> _TASK ITEM_
Where in the listing does the string "blog" appear? Copy every line that holds it.
====== DATASET RECORDS ======
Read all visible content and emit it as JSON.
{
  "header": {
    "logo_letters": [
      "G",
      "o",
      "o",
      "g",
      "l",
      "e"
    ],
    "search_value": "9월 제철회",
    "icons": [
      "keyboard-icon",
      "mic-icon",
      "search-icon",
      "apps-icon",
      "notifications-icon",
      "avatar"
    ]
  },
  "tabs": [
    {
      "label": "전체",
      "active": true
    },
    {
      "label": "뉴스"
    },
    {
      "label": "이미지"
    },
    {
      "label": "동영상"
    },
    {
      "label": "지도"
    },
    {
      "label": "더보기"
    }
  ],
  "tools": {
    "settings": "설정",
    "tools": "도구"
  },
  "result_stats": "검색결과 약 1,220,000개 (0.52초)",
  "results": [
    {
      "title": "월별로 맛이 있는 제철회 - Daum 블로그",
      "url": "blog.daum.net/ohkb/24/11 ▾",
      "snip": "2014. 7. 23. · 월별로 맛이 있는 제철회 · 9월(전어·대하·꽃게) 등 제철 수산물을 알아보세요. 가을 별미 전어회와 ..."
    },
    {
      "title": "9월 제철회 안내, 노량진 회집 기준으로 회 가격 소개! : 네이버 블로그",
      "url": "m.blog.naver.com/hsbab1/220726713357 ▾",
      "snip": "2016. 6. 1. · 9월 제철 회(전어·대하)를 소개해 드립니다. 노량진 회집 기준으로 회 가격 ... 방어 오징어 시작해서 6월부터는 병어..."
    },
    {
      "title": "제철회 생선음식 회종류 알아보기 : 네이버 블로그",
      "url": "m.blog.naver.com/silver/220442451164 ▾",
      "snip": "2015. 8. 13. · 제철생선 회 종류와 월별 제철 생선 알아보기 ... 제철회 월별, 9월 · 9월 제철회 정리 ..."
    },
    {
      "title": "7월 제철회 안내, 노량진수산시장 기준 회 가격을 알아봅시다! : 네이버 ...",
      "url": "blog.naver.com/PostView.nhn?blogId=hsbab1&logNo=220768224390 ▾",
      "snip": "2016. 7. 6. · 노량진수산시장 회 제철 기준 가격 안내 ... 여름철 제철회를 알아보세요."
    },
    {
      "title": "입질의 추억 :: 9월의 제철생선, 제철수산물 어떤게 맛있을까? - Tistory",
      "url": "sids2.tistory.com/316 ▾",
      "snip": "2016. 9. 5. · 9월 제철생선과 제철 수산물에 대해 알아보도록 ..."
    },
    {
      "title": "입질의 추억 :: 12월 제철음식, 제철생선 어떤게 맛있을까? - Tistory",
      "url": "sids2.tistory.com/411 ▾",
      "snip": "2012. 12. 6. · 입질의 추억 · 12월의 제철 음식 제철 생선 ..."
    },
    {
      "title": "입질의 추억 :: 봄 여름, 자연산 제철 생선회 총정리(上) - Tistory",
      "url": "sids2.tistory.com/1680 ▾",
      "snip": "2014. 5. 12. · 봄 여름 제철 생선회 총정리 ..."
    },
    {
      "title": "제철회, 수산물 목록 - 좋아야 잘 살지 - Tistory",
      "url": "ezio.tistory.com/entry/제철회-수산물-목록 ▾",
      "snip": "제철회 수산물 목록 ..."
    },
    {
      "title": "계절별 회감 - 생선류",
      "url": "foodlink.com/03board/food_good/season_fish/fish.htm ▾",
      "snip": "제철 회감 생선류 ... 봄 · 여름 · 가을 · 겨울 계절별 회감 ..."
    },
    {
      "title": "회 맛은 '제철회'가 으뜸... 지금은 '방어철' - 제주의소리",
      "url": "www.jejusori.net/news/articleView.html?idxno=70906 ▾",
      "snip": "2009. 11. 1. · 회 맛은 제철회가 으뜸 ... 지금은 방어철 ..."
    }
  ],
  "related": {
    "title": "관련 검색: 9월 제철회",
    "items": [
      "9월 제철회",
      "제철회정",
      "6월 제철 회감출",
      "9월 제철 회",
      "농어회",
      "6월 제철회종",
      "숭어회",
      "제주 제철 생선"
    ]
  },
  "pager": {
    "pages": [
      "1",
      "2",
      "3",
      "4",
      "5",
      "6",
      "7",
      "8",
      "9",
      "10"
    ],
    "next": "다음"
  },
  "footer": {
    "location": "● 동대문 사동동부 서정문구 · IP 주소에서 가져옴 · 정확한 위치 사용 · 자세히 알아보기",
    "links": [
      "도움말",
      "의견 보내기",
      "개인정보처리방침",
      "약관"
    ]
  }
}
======
> _YOUR SOLUTION_
      "url": "blog.daum.net/ohkb/24/11 ▾",
      "url": "m.blog.naver.com/hsbab1/220726713357 ▾",
      "url": "m.blog.naver.com/silver/220442451164 ▾",
      "url": "blog.naver.com/PostView.nhn?blogId=hsbab1&logNo=220768224390 ▾",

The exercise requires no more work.